An Enterprise Service Bus (ESB) is a type of software platform known as middleware, which works behind the scenes to aid application-to-application communication. Think of an ESB as a “bus” that picks up information from one system and delivers it to another.
The term ESB first appeared in 2002, but the technology continues to evolve, driven by the need for ever-emerging internet applications to communicate and interact with one another.
Why would I want an ESB?
Imagine that there are two systems in an organization that need to exchange data. The technical teams that represent each system plan and implement a solution that allows these systems to communicate. A year or two later, the organization deploys several more systems that need to interact with each other as well as the existing two systems. How can all teams develop and reach agreement on the best solution?

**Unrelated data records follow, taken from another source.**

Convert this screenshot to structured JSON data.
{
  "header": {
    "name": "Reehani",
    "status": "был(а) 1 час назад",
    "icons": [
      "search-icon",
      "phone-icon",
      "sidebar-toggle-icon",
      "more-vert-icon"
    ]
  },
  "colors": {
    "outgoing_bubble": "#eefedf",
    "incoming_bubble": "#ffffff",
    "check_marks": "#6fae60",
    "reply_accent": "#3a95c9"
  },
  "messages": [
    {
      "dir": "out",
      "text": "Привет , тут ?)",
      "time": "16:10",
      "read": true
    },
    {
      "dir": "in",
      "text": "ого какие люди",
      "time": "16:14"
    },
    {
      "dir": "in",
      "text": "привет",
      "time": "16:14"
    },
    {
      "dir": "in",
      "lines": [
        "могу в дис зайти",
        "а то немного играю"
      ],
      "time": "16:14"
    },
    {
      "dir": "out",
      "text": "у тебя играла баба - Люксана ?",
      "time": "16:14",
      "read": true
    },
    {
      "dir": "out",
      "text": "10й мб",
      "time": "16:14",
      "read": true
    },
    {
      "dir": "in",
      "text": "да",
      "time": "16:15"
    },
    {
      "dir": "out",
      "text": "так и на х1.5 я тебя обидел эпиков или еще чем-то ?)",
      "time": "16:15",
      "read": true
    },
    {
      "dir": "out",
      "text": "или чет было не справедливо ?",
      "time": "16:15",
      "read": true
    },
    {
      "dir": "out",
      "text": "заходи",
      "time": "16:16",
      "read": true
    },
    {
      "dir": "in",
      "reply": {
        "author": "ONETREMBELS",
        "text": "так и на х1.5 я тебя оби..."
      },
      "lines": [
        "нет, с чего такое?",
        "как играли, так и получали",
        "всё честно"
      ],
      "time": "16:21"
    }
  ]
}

It becomes very complicated to manage and maintain one solution as an organization’s IT systems expand. With just 10 systems, there could be 100 different interfaces and scores of disparate technical requirements.
ESB is the Solution
An ESB provides a secure, scalable and cost-effective infrastructure that enables real-time data exchange among many systems. Data from one system, known as a service provider, can be put on the enterprise service bus as a message, which is sent immediately to a service consumer of the data. If a new system wants to consume this same data, all it has to do is plug into the bus in the same manner.
An ESB can provide
- Messaging (asynchronous): Exchange data in real-time among systems.
- Web Services (e.g., SOAP & REST): Use applications that broker data requests and delivery.
- Data Transformation (e.g., XML, XSLT, JSON): Transform the data format to meet your system’s needs, or to add value to the data you receive.
- Routing Intelligence: Get secure access control to services and intelligent routing of data along its intended path.
The UCLA ESB
The UCLA ESB has been in operation since 2014 and is based on Red Hat JBoss Fuse. Although UCPath was the initial driver for its creation, the UCLA ESB is a shared platform available to the entire campus. It’s currently being used by several campus departments, including UCLA Financial Systems and Student Affairs.
To learn more about the UCLA ESB visit the ESB Wiki.